6. asked the First Minister and deputy First Minister to outline the levels of absenteeism in their Department over the past three years. (AQO 1275/10)

Photo of Peter Robinson Peter Robinson DUP

The level of absenteeism among staff in our Department over the past few years has been consistently lower than the average across the Northern Ireland Civil Service. During 2006-07, 10·7 working days were lost for each member of staff in OFMDFM compared with an average of 13·7 across the service. During 2007-08, 9·7 working days were lost for each member of staff in OFMDFM compared with an average of 12·9 across the service. During 2008-09, OFMDFM absence rate figures reduced again to 6·8 days, which was the lowest in the Northern Ireland Civil Service and compares with 11 days for the rest of the service.

We are not yet able to report the final absence figures for 2009-2010, but the provisional figures indicate that we should continue to have a lower than average level of absenteeism in the Department. We expect to see finalised headline figures for 2009-2010 later in the year. We also expect a substantive report on sickness absence across the Northern Ireland Civil Service to be published by the Northern Ireland Statistics and Research Agency in the autumn.

Photo of Jonathan Bell Jonathan Bell DUP

The whole House will commend the First Minister for his Department’s leadership in this area. In light of OFMDFM’s good performance, is there a case for setting more ambitious absenteeism targets for the Department?

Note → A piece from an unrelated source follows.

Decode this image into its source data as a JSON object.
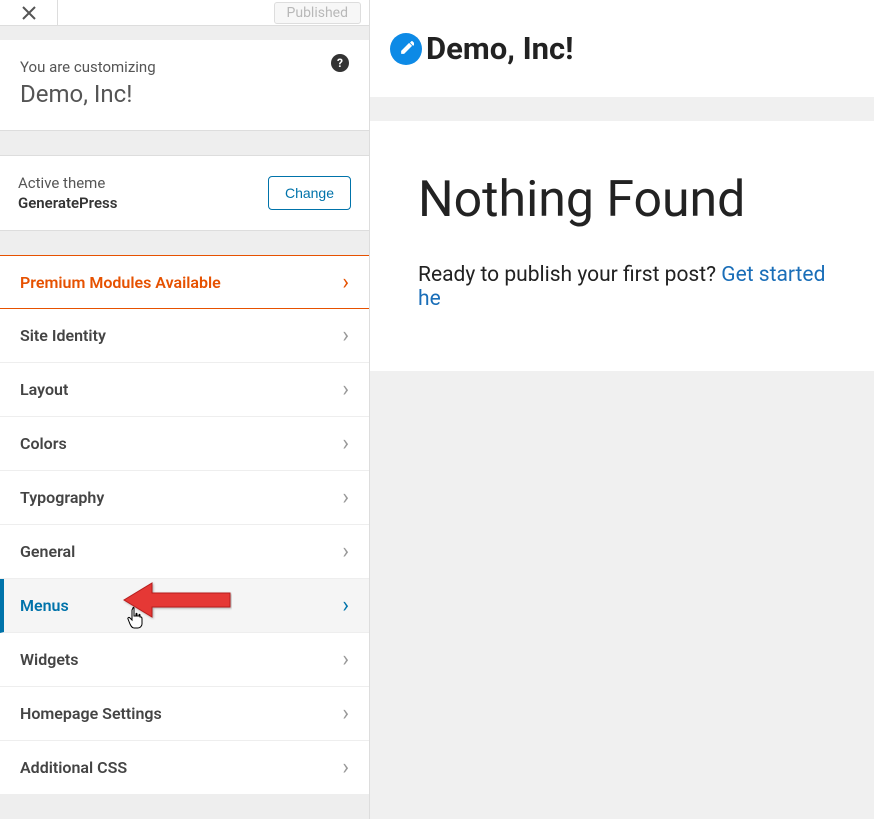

Photo of Peter Robinson Peter Robinson DUP

In my view, yes. I always regard targets not as something that must be reached but as something that is just out of reach. Therefore, we have to stretch to get the best from our programmes and, indeed, the various areas in which we set out targets in the Programme for Government. When I was Finance Minister, absenteeism figures were appalling. Some Departments in which permanent secretaries had given attention to the matter had much better statistical evidence. We have now raised the level of concern about absenteeism to the extent that we can see a reduction in Departments across the board, and the overall figures are reducing substantially. However, our figures are still much higher than those in the private sector, so there is more work to be done.